_Records shown_
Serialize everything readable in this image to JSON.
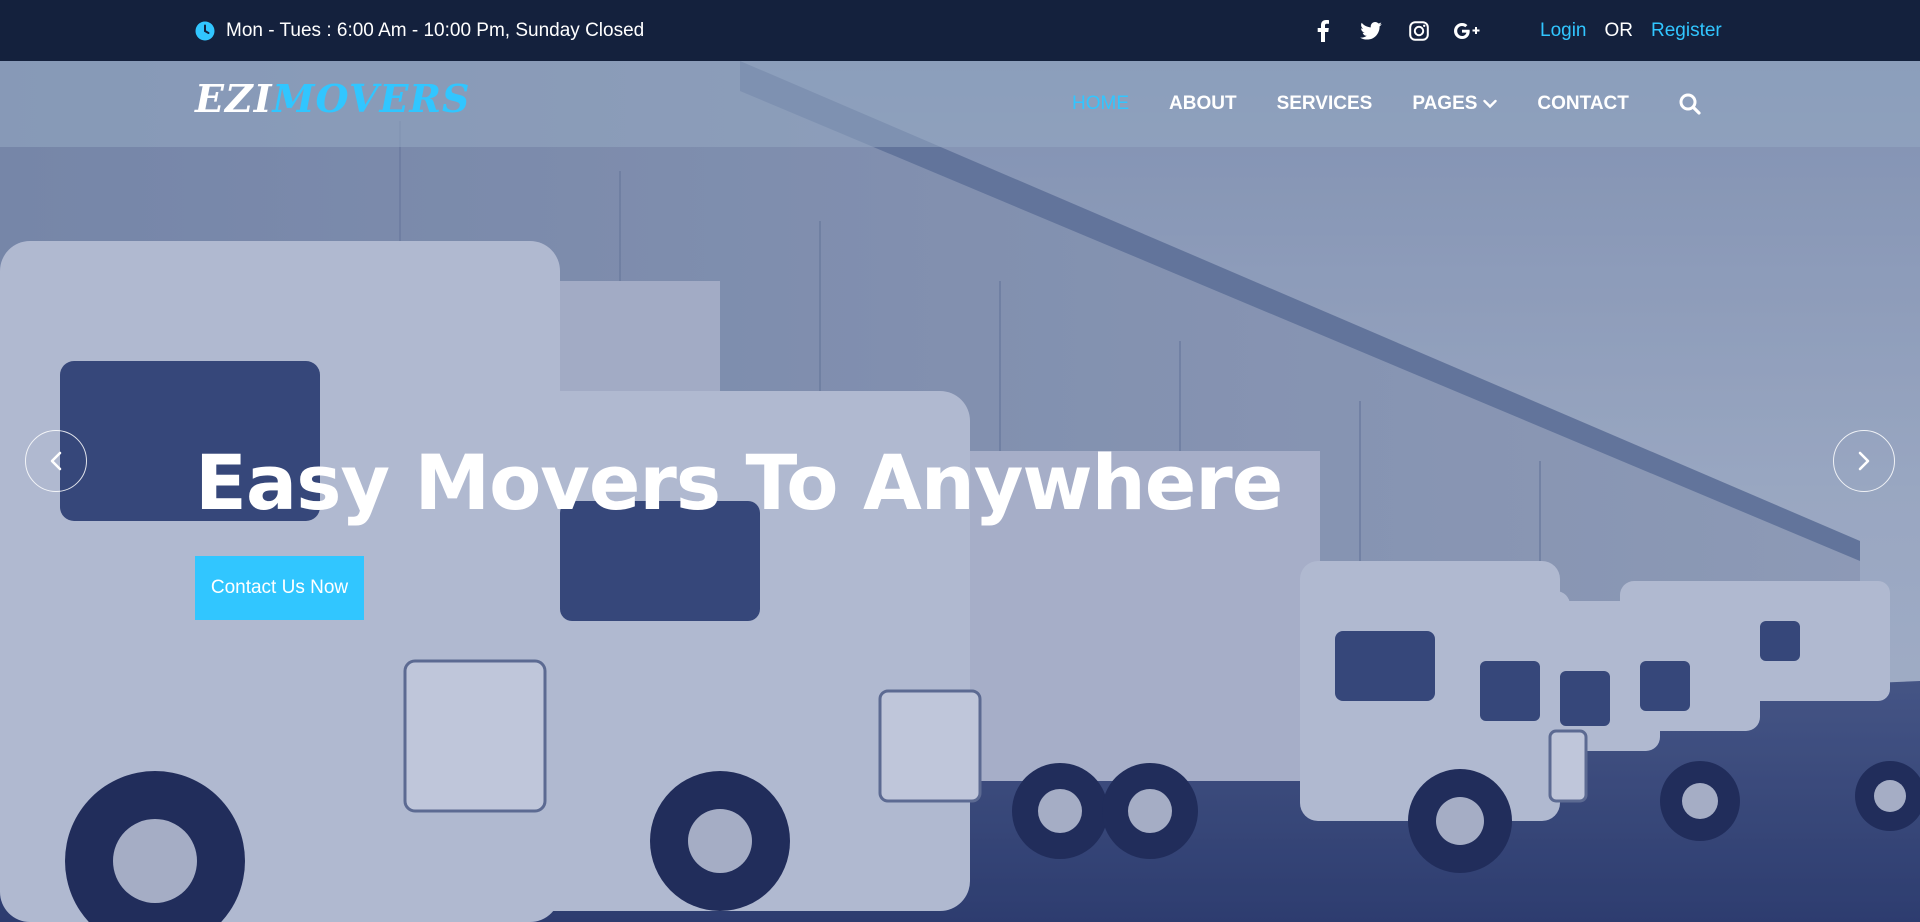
{
  "topbar": {
    "hours": "Mon - Tues : 6:00 Am - 10:00 Pm, Sunday Closed",
    "socials": [
      "facebook-icon",
      "twitter-icon",
      "instagram-icon",
      "google-plus-icon"
    ],
    "login": "Login",
    "or": "OR",
    "register": "Register"
  },
  "nav": {
    "logo_part1": "EZI",
    "logo_part2": "MOVERS",
    "items": [
      {
        "label": "HOME"
      },
      {
        "label": "ABOUT"
      },
      {
        "label": "SERVICES"
      },
      {
        "label": "PAGES"
      },
      {
        "label": "CONTACT"
      }
    ]
  },
  "hero": {
    "headline": "Easy Movers To Anywhere",
    "cta": "Contact Us Now"
  },
  "colors": {
    "accent": "#31c6ff",
    "topbar": "#14213d"
  }
}
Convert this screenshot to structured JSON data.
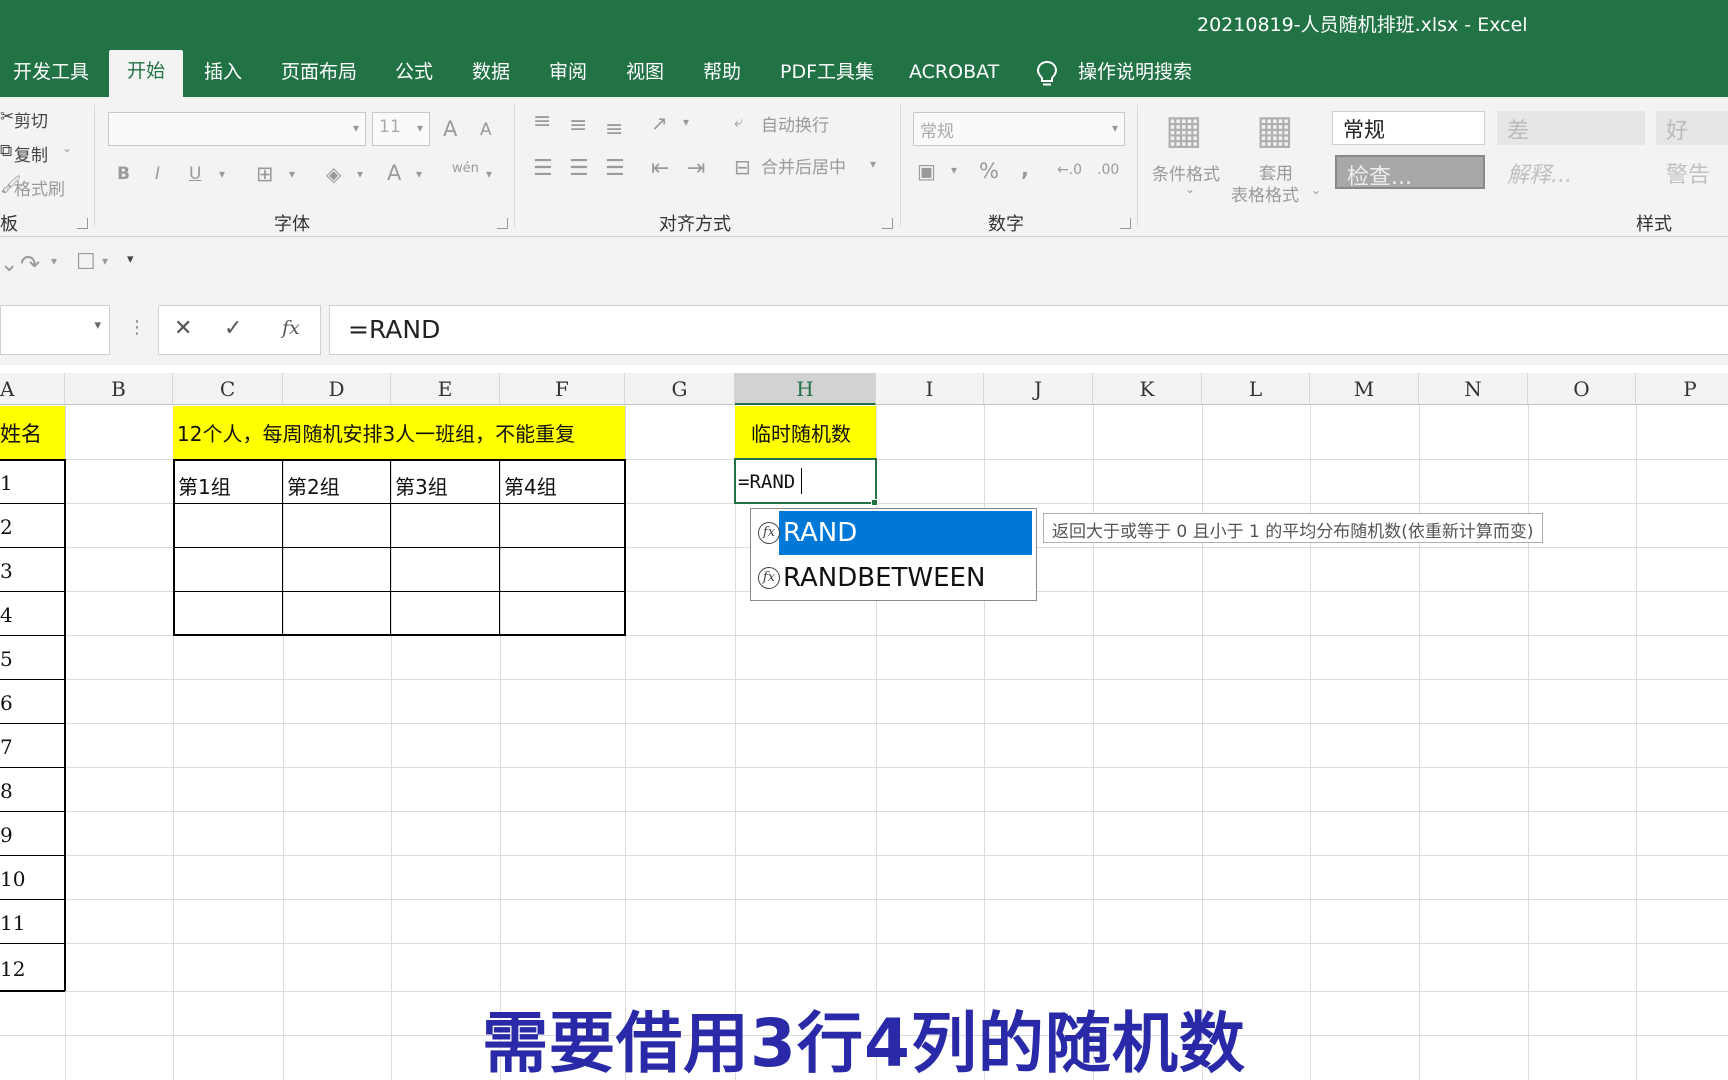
{
  "window": {
    "title": "20210819-人员随机排班.xlsx  -  Excel"
  },
  "ribbon_tabs": [
    "开发工具",
    "开始",
    "插入",
    "页面布局",
    "公式",
    "数据",
    "审阅",
    "视图",
    "帮助",
    "PDF工具集",
    "ACROBAT"
  ],
  "search_label": "操作说明搜索",
  "clipboard": {
    "cut": "剪切",
    "copy": "复制",
    "format_painter": "格式刷",
    "label": "板"
  },
  "font": {
    "size": "11",
    "label": "字体",
    "bold": "B",
    "italic": "I",
    "underline": "U",
    "grow": "A",
    "shrink": "A",
    "color": "A",
    "phonetic": "wén"
  },
  "alignment": {
    "wrap": "自动换行",
    "merge": "合并后居中",
    "label": "对齐方式"
  },
  "number": {
    "format": "常规",
    "percent": "%",
    "comma": ",",
    "label": "数字"
  },
  "styles": {
    "conditional": "条件格式",
    "table_line1": "套用",
    "table_line2": "表格格式",
    "normal": "常规",
    "bad": "差",
    "good": "好",
    "check": "检查...",
    "explanatory": "解释...",
    "warning": "警告",
    "label": "样式"
  },
  "formula_bar": {
    "cancel": "✕",
    "enter": "✓",
    "fx": "fx",
    "value": "=RAND"
  },
  "columns": [
    "A",
    "B",
    "C",
    "D",
    "E",
    "F",
    "G",
    "H",
    "I",
    "J",
    "K",
    "L",
    "M",
    "N",
    "O",
    "P"
  ],
  "sheet": {
    "a_header": "姓名",
    "a_values": [
      "1",
      "2",
      "3",
      "4",
      "5",
      "6",
      "7",
      "8",
      "9",
      "10",
      "11",
      "12"
    ],
    "banner": "12个人，每周随机安排3人一班组，不能重复",
    "groups": [
      "第1组",
      "第2组",
      "第3组",
      "第4组"
    ],
    "h_header": "临时随机数",
    "h_editing": "=RAND"
  },
  "autocomplete": {
    "items": [
      "RAND",
      "RANDBETWEEN"
    ],
    "tooltip": "返回大于或等于 0 且小于 1 的平均分布随机数(依重新计算而变)"
  },
  "subtitle": "需要借用3行4列的随机数"
}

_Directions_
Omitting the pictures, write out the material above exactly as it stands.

_Your response_
Serialize everything readable in this image to JSON.
{
  "topbar": {
    "hours": "Mon - Tues : 6:00 Am - 10:00 Pm, Sunday Closed",
    "socials": [
      "facebook-icon",
      "twitter-icon",
      "instagram-icon",
      "google-plus-icon"
    ],
    "login": "Login",
    "or": "OR",
    "register": "Register"
  },
  "nav": {
    "logo_part1": "EZI",
    "logo_part2": "MOVERS",
    "items": [
      {
        "label": "HOME"
      },
      {
        "label": "ABOUT"
      },
      {
        "label": "SERVICES"
      },
      {
        "label": "PAGES"
      },
      {
        "label": "CONTACT"
      }
    ]
  },
  "hero": {
    "headline": "Easy Movers To Anywhere",
    "cta": "Contact Us Now"
  },
  "colors": {
    "accent": "#31c6ff",
    "topbar": "#14213d"
  }
}
Convert this screenshot to structured JSON data.
{
  "window": {
    "title": "20210819-人员随机排班.xlsx  -  Excel"
  },
  "ribbon_tabs": [
    "开发工具",
    "开始",
    "插入",
    "页面布局",
    "公式",
    "数据",
    "审阅",
    "视图",
    "帮助",
    "PDF工具集",
    "ACROBAT"
  ],
  "search_label": "操作说明搜索",
  "clipboard": {
    "cut": "剪切",
    "copy": "复制",
    "format_painter": "格式刷",
    "label": "板"
  },
  "font": {
    "size": "11",
    "label": "字体",
    "bold": "B",
    "italic": "I",
    "underline": "U",
    "grow": "A",
    "shrink": "A",
    "color": "A",
    "phonetic": "wén"
  },
  "alignment": {
    "wrap": "自动换行",
    "merge": "合并后居中",
    "label": "对齐方式"
  },
  "number": {
    "format": "常规",
    "percent": "%",
    "comma": ",",
    "label": "数字"
  },
  "styles": {
    "conditional": "条件格式",
    "table_line1": "套用",
    "table_line2": "表格格式",
    "normal": "常规",
    "bad": "差",
    "good": "好",
    "check": "检查...",
    "explanatory": "解释...",
    "warning": "警告",
    "label": "样式"
  },
  "formula_bar": {
    "cancel": "✕",
    "enter": "✓",
    "fx": "fx",
    "value": "=RAND"
  },
  "columns": [
    "A",
    "B",
    "C",
    "D",
    "E",
    "F",
    "G",
    "H",
    "I",
    "J",
    "K",
    "L",
    "M",
    "N",
    "O",
    "P"
  ],
  "sheet": {
    "a_header": "姓名",
    "a_values": [
      "1",
      "2",
      "3",
      "4",
      "5",
      "6",
      "7",
      "8",
      "9",
      "10",
      "11",
      "12"
    ],
    "banner": "12个人，每周随机安排3人一班组，不能重复",
    "groups": [
      "第1组",
      "第2组",
      "第3组",
      "第4组"
    ],
    "h_header": "临时随机数",
    "h_editing": "=RAND"
  },
  "autocomplete": {
    "items": [
      "RAND",
      "RANDBETWEEN"
    ],
    "tooltip": "返回大于或等于 0 且小于 1 的平均分布随机数(依重新计算而变)"
  },
  "subtitle": "需要借用3行4列的随机数"
}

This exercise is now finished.